» Exercise aim
Looking through the entries, count each line where the string "icon" occurs, and write only the total.
Data shown Block Start
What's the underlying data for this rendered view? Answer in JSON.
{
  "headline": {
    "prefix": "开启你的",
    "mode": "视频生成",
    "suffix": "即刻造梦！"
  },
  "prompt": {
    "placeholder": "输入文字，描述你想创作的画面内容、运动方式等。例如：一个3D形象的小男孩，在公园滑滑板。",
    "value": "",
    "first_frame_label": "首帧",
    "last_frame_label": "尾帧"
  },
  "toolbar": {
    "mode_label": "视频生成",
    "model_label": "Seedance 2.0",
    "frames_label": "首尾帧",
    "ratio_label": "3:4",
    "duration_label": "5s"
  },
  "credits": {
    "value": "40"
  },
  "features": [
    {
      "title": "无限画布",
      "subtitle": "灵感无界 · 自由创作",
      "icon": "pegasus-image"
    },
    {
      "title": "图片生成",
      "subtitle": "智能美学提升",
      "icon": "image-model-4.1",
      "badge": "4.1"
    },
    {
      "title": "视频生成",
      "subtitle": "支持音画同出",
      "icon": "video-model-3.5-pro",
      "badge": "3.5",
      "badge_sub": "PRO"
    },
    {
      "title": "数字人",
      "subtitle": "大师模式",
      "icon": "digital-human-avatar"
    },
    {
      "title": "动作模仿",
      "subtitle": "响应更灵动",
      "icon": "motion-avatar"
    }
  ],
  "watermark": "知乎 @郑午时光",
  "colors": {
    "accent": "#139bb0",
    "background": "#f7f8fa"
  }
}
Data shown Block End
» Answer section
5